The fruit bodies are globose or depressed globose at ﬁrst and submerged in the soil. The color is buff or snuff brown, with several layer. It can fully developed up to 65mm in diameter (Phosri et al., 2004). The surface is hard, smooth with soil particles usually covered the fruiting bodies. It will split open in a star-like structure. The spores are globose, 7.5-15.2 um in diameter (Phosri et al., 2004). The fresh fruit bodies emits strong odour of moist soil The spores colors either purplish chestnut occasionally cigar- or date-brown, brown vinaceous or violaceous black (Phosri et al., 2004).
Synonym: Astraeus thailandicus
Astraeus odoratus is formed ectomycorrhizal association with Dipterocarp trees; Hopea ponga, and Shorea robusta (Pavitha et al., 2015) and Dipterocarpus alatus (Phosri et al, 2004; Kaewgrajang et al., 2013)
It is extensively harvested in Thailand and Laos, but there is no evidence that it is in decline. However, currently there are ongoing experiments to inoculate dipterocarp tree to cultivate the species. Thus, this species is listed under the Least Concern (LC) in the IUCN Threat Categories.

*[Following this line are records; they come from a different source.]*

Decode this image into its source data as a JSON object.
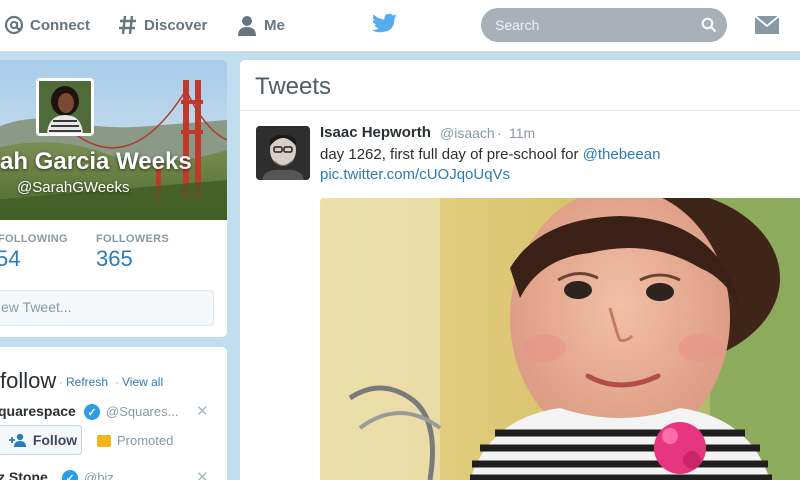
{
  "nav": {
    "connect": "Connect",
    "discover": "Discover",
    "me": "Me",
    "search_placeholder": "Search",
    "icons": [
      "at-icon",
      "hashtag-icon",
      "person-icon",
      "twitter-bird-icon",
      "search-icon",
      "envelope-icon"
    ]
  },
  "profile": {
    "name": "ah Garcia Weeks",
    "handle": "@SarahGWeeks",
    "following_label": "FOLLOWING",
    "following_value": "54",
    "followers_label": "FOLLOWERS",
    "followers_value": "365",
    "compose_placeholder": "ew Tweet..."
  },
  "who_to_follow": {
    "title": "follow",
    "refresh": "Refresh",
    "view_all": "View all",
    "separator": "·",
    "suggestions": [
      {
        "name": "quarespace",
        "handle": "@Squares...",
        "follow_label": "Follow",
        "promoted_label": "Promoted"
      },
      {
        "name": "z Stone",
        "handle": "@biz"
      }
    ]
  },
  "tweets": {
    "header": "Tweets",
    "items": [
      {
        "author": "Isaac Hepworth",
        "handle": "@isaach",
        "separator": "·",
        "time": "11m",
        "text": "day 1262, first full day of pre-school for ",
        "mention": "@thebeean",
        "link": "pic.twitter.com/cUOJqoUqVs"
      }
    ]
  },
  "colors": {
    "background": "#c0deed",
    "link": "#2b7bb9",
    "muted": "#8899a6",
    "brand": "#55acee",
    "promoted": "#f6b31c",
    "verified": "#2b9de6"
  }
}
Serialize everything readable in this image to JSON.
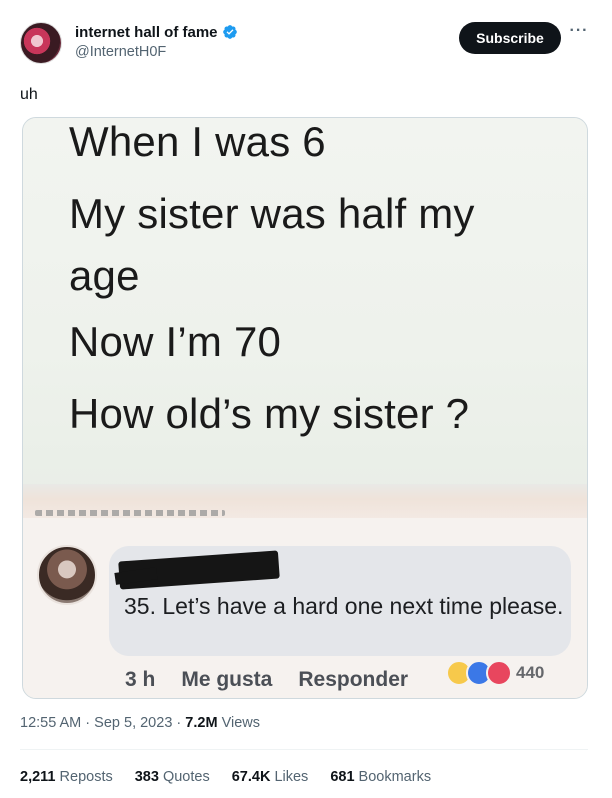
{
  "author": {
    "display_name": "internet hall of fame",
    "handle": "@InternetH0F",
    "verified": true,
    "verified_color": "#1d9bf0"
  },
  "header": {
    "subscribe_label": "Subscribe",
    "more_label": "···"
  },
  "tweet": {
    "text": "uh"
  },
  "media": {
    "lines": [
      "When I was 6",
      "My sister was half my",
      "age",
      "Now I’m 70",
      "How old’s my sister ?"
    ],
    "comment": {
      "text": "35. Let’s have a hard one next time please.",
      "time": "3 h",
      "like_label": "Me gusta",
      "reply_label": "Responder",
      "reaction_count": "440"
    }
  },
  "meta": {
    "time": "12:55 AM",
    "date": "Sep 5, 2023",
    "views_count": "7.2M",
    "views_label": "Views"
  },
  "stats": {
    "reposts_count": "2,211",
    "reposts_label": "Reposts",
    "quotes_count": "383",
    "quotes_label": "Quotes",
    "likes_count": "67.4K",
    "likes_label": "Likes",
    "bookmarks_count": "681",
    "bookmarks_label": "Bookmarks"
  }
}
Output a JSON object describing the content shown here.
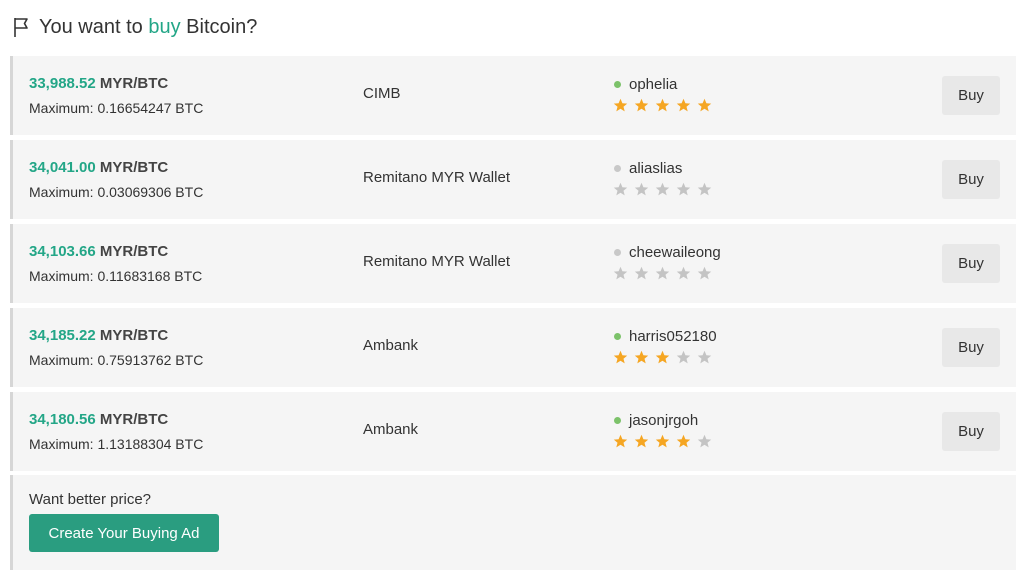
{
  "header": {
    "prefix": "You want to",
    "action": "buy",
    "suffix": "Bitcoin?",
    "icon": "flag-icon"
  },
  "colors": {
    "accent": "#23a687",
    "online": "#7cc26a",
    "offline": "#c8c8c8",
    "star_filled": "#f5a623",
    "star_empty": "#c4c4c4",
    "create_button": "#2a9d80"
  },
  "offers": [
    {
      "price": "33,988.52",
      "unit": "MYR/BTC",
      "max_label": "Maximum:",
      "max_value": "0.16654247 BTC",
      "bank": "CIMB",
      "seller": "ophelia",
      "online": true,
      "rating": 5,
      "button": "Buy"
    },
    {
      "price": "34,041.00",
      "unit": "MYR/BTC",
      "max_label": "Maximum:",
      "max_value": "0.03069306 BTC",
      "bank": "Remitano MYR Wallet",
      "seller": "aliaslias",
      "online": false,
      "rating": 0,
      "button": "Buy"
    },
    {
      "price": "34,103.66",
      "unit": "MYR/BTC",
      "max_label": "Maximum:",
      "max_value": "0.11683168 BTC",
      "bank": "Remitano MYR Wallet",
      "seller": "cheewaileong",
      "online": false,
      "rating": 0,
      "button": "Buy"
    },
    {
      "price": "34,185.22",
      "unit": "MYR/BTC",
      "max_label": "Maximum:",
      "max_value": "0.75913762 BTC",
      "bank": "Ambank",
      "seller": "harris052180",
      "online": true,
      "rating": 3,
      "button": "Buy"
    },
    {
      "price": "34,180.56",
      "unit": "MYR/BTC",
      "max_label": "Maximum:",
      "max_value": "1.13188304 BTC",
      "bank": "Ambank",
      "seller": "jasonjrgoh",
      "online": true,
      "rating": 4,
      "button": "Buy"
    }
  ],
  "better_price": {
    "prompt": "Want better price?",
    "button": "Create Your Buying Ad"
  }
}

It is found growing in the lateritic or sandy soil in dry lowland dipterocarp forests. It usually fruiting during raining season between May-June (Phosri et al., 2004)
The practice in burning the forests to increase the production of this fungus potentially become a threat to the fungus that can caused the population decline if the burning is conducted on regularly.
Astraeus odoratus is an obligate ectomycorrhizal fungus with Dipterocarpaceae. As such, conservation of dipterocarp forests is the most sustainable manner to indirectly conversing and help to increase the wild production of this fungus.
Surveys and inventories are needed to be conducted to determine the occurrence and distribution of this fungus.
It is an edible fungus in Thailand, Laos, India and Nepal
Kaewgrajang, T., Sangwanit, U., Iwase, K., Kodama, M., & Yamato, M. (2013). Effects of ectomycorrhizal fungus Astraeus odoratus on Dipterocarpus alatus seedlings. Journal of Tropical Forest Science, 200-205.
Pavithra, M., Greeshma, A. A., Karun, N. C., & Sridhar, K. R. (2015). Observations on the Astraeus spp. of Southwestern India. Mycosphere, 6(4), 421-32.
Phosri, C., Watling, R., Martin, M. P., & Whalley, A. J. S. (2004). The genus Astraeus in Thailand. Mycotaxon, 89(2), 453-464.